Festival of Native Arts celebrates 50th

Cheri Alstrom of St. Mary's dances with the Acilquq Dance Group during the 50th annual Festival of Native Arts on Feb. 23, 2024.

By Lou Yur’acung’ Frenzl and UAF Festival of Native Arts club

Photos provided by UAF photo, Fairbanks Daily News Miner and UAF Festival of Native Arts

The 50th Festival of Native Arts was held at the University of Alaska Fairbanks Troth Yeddha’ Campus on Feb. 22-24, 2024.

The annual gathering to salute Alaska Native cultures has been held on campus since 1974.

The 50th festival’s theme was Troth Yeddha’ Forever: Our Ways of Life. UAF’s Fairbanks campus sits on Troth Yeddha’, or “wild potato ridge,” in the ancestral lands of the Lower Tanana Dena people. But Indigenous people from across Alaska and beyond bring their cultures to the festival each year.

A timeline and photos below reflect some of the festival’s five-decade history.


The inception and early years of the Festival of Native Arts

In December 1973, students and faculty developed the idea for the Festival of Native Arts. The first festival took place in early April 1974 as a five-day event held in the Wood Center. That same year, James G. Schrock-Grant designed the iconic Festival of Native Arts emblem, and, with the completion of the Davis Concert Hall in the Fine Arts Complex, the festival found its new home there.


The 10th annual Festival of Native Arts: A tribute to Emily Ivanoff Brown

The 1983 festival marked the 10th annual celebration and was dedicated to Emily Ivanoff Brown, an Iñupiaq/Siberian Yupik scholar and author of “The Roots of Ticasuk.”


Powwow finale and 25th anniversary celebration

In 1998, the festival concluded with a powwow that lasted until the early hours of the morning, featuring several intertribal drum groups. That year, the festival celebrated its 25th anniversary with the theme A Celebration of Generations.


30th Anniversary of the Festival of Native Arts: Celebrating with the theme Where It All Began

In 2003, the student committee dedicated the 30th anniversary of the Festival of Native Arts to Rural Student Services at UAF, the birthplace of the festival, with the theme Where It All Began.

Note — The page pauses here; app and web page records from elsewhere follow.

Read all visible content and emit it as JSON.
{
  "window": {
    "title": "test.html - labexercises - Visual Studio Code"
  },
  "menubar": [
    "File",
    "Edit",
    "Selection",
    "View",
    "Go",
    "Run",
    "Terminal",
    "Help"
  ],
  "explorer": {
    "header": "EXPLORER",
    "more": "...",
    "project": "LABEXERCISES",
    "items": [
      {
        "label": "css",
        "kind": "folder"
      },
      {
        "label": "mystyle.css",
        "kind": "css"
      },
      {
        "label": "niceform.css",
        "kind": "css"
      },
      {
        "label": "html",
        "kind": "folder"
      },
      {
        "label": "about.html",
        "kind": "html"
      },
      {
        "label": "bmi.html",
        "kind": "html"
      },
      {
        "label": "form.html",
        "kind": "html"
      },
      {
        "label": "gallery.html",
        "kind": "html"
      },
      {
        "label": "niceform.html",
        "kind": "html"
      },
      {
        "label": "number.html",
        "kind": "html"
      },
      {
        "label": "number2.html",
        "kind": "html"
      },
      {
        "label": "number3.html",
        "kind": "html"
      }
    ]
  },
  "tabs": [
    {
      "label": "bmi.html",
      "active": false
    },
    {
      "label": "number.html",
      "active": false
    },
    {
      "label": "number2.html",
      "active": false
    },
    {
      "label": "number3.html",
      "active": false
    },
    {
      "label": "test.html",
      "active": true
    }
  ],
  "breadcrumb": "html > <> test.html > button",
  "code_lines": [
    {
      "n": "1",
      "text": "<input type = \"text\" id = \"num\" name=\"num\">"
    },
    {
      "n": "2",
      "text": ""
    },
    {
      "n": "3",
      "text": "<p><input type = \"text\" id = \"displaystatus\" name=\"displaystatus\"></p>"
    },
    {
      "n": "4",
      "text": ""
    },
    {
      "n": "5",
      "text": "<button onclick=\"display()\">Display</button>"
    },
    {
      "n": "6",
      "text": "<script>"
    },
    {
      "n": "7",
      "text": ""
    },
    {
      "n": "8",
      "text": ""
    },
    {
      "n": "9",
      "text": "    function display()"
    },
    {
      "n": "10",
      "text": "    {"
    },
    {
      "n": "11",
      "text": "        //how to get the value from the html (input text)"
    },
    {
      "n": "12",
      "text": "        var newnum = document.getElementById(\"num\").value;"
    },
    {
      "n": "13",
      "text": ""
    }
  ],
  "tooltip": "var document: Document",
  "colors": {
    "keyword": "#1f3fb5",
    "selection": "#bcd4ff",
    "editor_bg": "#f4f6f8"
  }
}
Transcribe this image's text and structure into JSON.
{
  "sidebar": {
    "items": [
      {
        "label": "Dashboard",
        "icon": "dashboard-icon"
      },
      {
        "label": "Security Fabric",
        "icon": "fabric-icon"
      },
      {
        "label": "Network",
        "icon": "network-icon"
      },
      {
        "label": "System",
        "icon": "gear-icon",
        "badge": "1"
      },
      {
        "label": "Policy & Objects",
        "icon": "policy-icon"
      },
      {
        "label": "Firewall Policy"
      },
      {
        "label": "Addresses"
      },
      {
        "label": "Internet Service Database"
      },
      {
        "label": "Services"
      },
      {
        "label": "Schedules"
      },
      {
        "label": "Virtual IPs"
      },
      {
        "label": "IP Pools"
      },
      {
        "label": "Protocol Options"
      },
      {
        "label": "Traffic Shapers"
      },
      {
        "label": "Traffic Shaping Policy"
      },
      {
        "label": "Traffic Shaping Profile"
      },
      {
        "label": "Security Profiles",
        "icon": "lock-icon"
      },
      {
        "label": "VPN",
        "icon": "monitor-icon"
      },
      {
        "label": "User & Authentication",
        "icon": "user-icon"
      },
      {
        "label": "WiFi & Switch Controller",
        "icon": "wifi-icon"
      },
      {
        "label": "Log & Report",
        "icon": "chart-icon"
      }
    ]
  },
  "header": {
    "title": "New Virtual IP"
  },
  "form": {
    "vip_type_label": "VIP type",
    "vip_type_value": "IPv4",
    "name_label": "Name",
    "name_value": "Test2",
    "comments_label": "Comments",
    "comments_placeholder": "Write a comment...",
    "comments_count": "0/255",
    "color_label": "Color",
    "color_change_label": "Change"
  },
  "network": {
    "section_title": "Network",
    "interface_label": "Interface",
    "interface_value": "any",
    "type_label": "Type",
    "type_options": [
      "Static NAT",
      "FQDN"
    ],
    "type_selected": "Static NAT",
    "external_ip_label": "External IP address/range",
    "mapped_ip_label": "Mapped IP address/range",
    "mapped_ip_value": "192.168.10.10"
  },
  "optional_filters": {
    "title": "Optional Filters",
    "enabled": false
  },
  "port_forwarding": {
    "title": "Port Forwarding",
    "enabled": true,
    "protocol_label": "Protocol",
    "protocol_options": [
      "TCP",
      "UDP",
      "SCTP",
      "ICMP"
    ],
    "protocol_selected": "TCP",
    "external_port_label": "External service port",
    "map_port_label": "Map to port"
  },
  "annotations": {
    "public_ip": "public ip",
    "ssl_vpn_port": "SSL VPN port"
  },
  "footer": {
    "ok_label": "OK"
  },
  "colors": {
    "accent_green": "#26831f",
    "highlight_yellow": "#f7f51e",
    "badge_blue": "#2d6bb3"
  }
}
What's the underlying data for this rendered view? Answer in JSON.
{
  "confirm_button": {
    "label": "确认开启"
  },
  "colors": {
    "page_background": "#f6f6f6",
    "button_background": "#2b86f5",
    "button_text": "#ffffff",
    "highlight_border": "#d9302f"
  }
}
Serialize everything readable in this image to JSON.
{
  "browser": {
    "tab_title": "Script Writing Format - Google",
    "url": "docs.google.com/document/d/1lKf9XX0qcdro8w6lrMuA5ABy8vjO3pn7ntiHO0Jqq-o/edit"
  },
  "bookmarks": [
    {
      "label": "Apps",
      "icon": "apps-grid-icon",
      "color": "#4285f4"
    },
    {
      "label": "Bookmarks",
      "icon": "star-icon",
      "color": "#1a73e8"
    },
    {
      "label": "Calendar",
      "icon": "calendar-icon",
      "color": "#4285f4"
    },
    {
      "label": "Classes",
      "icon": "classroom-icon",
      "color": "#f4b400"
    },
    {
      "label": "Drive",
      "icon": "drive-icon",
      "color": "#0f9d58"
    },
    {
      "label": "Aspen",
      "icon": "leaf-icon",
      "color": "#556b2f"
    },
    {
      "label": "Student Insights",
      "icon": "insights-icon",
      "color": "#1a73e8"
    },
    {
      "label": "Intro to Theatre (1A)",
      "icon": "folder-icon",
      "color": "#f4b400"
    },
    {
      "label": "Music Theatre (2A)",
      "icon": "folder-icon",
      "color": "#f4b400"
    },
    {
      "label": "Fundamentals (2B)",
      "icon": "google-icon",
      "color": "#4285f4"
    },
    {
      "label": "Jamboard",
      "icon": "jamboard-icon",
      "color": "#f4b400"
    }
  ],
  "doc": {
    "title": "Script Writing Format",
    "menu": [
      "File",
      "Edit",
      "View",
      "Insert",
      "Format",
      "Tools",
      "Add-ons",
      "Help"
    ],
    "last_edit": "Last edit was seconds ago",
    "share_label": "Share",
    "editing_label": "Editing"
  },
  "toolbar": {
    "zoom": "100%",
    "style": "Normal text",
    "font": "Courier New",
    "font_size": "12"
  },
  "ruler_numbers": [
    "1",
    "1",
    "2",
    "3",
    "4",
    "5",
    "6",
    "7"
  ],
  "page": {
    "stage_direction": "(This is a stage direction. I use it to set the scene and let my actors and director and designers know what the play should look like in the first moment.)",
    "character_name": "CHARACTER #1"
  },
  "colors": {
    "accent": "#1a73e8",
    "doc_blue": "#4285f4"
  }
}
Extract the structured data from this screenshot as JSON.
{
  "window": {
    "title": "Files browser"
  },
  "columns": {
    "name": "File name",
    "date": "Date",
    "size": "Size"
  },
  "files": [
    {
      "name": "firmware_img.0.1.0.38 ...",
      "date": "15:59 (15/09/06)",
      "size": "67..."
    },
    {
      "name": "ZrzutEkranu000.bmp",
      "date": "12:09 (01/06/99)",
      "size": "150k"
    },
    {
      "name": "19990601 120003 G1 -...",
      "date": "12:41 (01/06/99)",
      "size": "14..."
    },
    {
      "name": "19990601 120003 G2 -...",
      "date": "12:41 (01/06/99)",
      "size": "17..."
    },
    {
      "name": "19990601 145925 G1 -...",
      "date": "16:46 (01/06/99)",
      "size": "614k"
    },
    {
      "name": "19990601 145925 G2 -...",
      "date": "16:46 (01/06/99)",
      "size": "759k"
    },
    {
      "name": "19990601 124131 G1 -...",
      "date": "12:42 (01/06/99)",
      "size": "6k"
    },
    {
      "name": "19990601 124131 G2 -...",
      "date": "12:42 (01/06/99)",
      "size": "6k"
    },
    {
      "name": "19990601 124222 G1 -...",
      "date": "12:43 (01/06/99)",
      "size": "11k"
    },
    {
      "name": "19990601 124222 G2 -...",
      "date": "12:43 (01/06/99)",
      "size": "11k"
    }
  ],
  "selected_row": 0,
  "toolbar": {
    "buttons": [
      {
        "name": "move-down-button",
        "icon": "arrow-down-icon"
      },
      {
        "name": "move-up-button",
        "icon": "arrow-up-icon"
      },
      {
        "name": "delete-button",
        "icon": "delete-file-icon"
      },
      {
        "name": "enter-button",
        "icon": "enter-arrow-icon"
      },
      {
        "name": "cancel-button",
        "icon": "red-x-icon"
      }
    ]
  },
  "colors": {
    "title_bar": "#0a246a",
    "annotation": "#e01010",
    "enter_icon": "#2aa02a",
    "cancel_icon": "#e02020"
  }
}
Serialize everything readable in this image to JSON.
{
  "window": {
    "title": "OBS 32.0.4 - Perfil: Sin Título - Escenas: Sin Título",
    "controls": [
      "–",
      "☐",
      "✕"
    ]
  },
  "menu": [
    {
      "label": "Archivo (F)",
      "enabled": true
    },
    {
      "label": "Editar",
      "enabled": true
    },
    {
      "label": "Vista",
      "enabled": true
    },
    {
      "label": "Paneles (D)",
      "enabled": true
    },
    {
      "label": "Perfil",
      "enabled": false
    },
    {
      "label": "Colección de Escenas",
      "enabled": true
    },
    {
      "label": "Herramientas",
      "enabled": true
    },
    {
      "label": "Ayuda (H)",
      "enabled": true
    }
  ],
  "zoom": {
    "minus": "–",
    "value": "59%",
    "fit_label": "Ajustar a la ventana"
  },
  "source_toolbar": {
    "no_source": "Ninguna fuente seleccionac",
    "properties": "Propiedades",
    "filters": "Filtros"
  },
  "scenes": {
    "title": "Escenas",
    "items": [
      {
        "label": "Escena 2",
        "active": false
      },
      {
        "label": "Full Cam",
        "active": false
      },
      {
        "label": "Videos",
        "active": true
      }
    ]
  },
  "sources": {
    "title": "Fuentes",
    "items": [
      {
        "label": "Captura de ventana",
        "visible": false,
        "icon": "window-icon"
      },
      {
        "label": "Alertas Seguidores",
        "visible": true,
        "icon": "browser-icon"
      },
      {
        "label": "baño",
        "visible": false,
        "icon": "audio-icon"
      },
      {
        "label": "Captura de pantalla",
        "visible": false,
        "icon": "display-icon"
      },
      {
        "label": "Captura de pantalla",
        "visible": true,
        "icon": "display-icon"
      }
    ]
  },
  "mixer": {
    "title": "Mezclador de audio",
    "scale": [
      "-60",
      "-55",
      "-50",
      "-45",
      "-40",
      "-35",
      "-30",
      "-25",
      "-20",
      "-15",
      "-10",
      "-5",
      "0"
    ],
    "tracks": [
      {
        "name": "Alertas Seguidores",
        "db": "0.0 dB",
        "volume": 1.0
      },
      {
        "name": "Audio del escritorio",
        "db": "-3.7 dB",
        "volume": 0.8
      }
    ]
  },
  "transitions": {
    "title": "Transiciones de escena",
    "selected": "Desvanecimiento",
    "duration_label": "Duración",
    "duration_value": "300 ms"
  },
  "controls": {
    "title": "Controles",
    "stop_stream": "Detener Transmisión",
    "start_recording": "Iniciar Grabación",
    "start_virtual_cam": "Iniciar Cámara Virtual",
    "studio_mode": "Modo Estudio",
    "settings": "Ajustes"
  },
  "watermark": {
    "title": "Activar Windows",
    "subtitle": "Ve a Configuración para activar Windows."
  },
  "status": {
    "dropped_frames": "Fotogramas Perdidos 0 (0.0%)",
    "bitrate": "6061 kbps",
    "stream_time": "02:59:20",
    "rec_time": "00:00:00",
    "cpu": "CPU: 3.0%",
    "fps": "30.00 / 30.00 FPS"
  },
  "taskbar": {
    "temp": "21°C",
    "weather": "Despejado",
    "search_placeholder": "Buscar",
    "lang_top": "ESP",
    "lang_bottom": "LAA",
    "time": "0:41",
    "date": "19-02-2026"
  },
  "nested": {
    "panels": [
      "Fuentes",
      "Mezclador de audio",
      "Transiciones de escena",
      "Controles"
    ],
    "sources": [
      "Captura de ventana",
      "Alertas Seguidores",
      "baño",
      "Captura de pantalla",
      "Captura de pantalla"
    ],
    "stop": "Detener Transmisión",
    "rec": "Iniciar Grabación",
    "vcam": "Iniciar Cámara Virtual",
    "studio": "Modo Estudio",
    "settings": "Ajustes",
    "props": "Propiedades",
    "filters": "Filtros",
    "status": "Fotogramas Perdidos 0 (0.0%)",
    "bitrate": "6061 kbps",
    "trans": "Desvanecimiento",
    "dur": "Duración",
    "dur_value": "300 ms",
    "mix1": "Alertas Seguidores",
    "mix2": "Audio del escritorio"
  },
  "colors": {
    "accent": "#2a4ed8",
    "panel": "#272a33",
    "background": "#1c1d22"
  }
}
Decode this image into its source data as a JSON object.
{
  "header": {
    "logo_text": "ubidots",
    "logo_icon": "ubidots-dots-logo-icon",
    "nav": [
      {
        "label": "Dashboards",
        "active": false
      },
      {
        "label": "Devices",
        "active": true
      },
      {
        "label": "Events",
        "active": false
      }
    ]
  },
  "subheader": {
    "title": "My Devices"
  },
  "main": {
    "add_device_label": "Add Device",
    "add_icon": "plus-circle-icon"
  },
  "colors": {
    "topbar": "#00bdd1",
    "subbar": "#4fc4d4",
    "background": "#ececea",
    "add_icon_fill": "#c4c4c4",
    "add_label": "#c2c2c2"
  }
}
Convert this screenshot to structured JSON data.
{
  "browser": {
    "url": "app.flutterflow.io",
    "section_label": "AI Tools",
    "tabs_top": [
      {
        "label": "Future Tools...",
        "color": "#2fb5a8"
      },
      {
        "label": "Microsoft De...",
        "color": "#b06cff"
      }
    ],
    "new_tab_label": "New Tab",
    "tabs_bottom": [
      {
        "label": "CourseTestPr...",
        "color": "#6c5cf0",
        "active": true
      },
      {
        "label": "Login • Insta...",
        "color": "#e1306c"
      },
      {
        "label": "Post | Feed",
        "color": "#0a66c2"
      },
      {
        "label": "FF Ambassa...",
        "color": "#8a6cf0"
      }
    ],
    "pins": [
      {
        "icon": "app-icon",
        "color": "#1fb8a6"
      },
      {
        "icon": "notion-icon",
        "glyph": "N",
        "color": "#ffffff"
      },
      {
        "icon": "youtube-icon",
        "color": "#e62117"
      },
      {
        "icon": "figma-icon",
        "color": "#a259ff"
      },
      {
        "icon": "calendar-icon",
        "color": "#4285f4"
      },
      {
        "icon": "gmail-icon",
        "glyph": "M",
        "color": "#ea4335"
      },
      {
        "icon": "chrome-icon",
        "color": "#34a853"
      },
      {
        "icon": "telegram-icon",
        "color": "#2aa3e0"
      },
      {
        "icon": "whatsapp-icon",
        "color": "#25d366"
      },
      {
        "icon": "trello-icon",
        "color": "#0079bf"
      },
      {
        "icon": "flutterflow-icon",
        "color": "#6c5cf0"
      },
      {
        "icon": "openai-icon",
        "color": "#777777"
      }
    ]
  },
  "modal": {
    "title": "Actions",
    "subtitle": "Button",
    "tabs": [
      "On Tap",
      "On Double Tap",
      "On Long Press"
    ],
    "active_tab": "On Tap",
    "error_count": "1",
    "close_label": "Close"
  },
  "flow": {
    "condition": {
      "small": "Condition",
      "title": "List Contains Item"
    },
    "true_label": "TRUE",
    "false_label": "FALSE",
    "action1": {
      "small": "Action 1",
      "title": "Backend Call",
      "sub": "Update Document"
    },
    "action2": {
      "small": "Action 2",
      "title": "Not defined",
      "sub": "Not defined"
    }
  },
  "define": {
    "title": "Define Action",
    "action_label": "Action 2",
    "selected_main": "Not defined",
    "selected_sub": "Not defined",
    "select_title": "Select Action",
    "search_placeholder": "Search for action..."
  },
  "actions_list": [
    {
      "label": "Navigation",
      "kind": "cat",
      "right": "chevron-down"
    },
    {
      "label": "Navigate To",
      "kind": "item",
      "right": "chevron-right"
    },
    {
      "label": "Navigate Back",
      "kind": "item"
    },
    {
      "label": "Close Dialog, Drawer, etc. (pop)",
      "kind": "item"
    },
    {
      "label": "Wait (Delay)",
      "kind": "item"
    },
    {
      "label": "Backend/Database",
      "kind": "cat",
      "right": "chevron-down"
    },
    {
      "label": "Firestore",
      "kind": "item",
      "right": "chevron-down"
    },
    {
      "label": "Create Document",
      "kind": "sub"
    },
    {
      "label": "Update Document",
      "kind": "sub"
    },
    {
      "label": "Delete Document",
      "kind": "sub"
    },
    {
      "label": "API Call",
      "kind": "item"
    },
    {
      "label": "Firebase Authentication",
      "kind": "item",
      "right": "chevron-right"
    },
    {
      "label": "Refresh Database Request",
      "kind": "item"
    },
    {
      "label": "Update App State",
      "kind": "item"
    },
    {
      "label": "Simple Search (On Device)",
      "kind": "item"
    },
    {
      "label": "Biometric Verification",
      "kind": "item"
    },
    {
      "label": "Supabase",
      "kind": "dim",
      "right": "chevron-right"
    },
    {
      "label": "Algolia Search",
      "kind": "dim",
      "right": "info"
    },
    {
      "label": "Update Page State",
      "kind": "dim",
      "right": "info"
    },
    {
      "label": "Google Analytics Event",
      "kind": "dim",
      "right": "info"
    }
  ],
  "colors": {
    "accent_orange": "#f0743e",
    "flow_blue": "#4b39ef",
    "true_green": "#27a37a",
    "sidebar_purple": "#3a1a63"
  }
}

Highlighting the Dena Film Celebration

In 2013, the Festival of Native Arts featured a Dena Film Celebration in the Salisbury Theatre.


Resilience and celebration

In 2020, Resilient We Stand was canceled due to the COVID-19 pandemic. After two years of remote celebrations, the festival returned to in-person gatherings in 2023 with the theme Revitalize and Rise. The festival marked its 50th year in 2024, celebrating with Troth Yeddha’ Forever: Our Ways of Life.


2024 Festival of Native Arts: Celebrating 50 Years with the theme Troth Yeddha’ Forever

The vibrant logo for the 2024 Festival of Native Arts, themed Troth Yeddha’ Forever: Our Ways of Life, depicts two individuals dressed in traditional attire, highlighting the festival’s dedication to cultural heritage and resilience. The aurora borealis in the background symbolizes the northern roots of the festival, while the floral and drum motifs represent the rich traditions and unity of Native communities.